On October 4, 2017, the Knight Institute filed a FOIA lawsuit seeking records relating to the government’s ideological screening of immigrants and visitors.
Shortly after taking office, President Trump issued an order directing federal agencies to develop a program for the “extreme vetting” of immigrants, refugees, and visitors to the United States. The Department of Homeland Security, the Department of State, and other agencies have since developed and implemented policies involving the review of expressive and associational activities — including social media activity — of individuals applying for U.S. visas.
On August 7, 2017, the Knight Institute submitted FOIA requests for records relating to these "extreme vetting" policies and to the government’s claimed authority to exclude or remove non-citizens from the United States based on their beliefs and associations. The Institute filed this lawsuit to enforce those requests.
Agencies Involved: Department of Homeland Security (Customs & Border Protection, Immigration & Customs Enforcement); Department of Justice (Office of Information Policy, Office of Legal Counsel, Office of Public Affairs); Department of State
Status: On September 13, 2020, the district court denied the government’s motion for clarification and partial reconsideration of the court’s September 16 and 23, 2019 orders ruling that ICE’s searches were inadequate and that DOS’s, ICE’s, and USCIS’s withholding of certain records was unjustified. Negotiations over agency searches and processing ongoing.

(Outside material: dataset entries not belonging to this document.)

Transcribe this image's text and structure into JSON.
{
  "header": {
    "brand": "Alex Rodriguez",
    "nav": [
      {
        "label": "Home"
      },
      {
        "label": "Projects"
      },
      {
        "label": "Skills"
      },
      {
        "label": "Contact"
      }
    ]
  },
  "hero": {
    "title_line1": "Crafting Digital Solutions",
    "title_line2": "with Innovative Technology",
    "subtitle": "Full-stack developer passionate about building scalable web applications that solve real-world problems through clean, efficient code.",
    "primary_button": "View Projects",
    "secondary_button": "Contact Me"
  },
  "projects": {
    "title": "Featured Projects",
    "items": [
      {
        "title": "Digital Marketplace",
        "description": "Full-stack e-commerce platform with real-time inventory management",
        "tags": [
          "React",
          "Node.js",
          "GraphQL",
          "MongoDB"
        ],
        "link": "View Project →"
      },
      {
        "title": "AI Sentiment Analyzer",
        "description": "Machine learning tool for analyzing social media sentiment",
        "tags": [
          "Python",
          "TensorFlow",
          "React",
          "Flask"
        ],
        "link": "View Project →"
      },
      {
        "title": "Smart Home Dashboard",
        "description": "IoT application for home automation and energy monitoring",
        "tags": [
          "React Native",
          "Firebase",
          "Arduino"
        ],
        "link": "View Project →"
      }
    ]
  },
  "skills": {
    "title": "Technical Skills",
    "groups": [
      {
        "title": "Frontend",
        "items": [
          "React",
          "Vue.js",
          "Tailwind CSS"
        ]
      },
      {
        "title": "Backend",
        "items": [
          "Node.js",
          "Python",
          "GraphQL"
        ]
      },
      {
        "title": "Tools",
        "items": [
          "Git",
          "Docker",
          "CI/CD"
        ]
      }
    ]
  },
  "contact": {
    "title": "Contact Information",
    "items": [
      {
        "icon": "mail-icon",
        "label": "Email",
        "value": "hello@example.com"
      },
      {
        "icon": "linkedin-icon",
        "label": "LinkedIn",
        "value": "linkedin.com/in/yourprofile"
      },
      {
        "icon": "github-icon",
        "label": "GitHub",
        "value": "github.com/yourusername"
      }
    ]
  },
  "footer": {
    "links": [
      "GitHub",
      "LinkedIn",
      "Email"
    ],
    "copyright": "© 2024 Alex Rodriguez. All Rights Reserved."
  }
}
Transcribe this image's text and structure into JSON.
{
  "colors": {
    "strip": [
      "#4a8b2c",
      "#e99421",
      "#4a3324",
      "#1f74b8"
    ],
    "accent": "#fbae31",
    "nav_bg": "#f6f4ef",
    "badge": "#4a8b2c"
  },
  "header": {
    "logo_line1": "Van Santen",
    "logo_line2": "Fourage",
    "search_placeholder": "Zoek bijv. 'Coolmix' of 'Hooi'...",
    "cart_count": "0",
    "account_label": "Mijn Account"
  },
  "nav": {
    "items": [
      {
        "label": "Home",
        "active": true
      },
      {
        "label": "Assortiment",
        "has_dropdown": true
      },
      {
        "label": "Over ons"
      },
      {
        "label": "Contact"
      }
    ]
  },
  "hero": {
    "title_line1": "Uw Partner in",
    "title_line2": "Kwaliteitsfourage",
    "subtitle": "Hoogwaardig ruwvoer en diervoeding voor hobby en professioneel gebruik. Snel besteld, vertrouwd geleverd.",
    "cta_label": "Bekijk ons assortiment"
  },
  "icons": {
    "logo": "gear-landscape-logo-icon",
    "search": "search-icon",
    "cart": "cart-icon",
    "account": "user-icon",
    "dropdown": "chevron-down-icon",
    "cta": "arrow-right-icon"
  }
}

Case Information: Knight First Amendment Inst. at Columbia Univ. v. DHS, No. 1:17-cv-07572-ALC (S.D.N.Y.).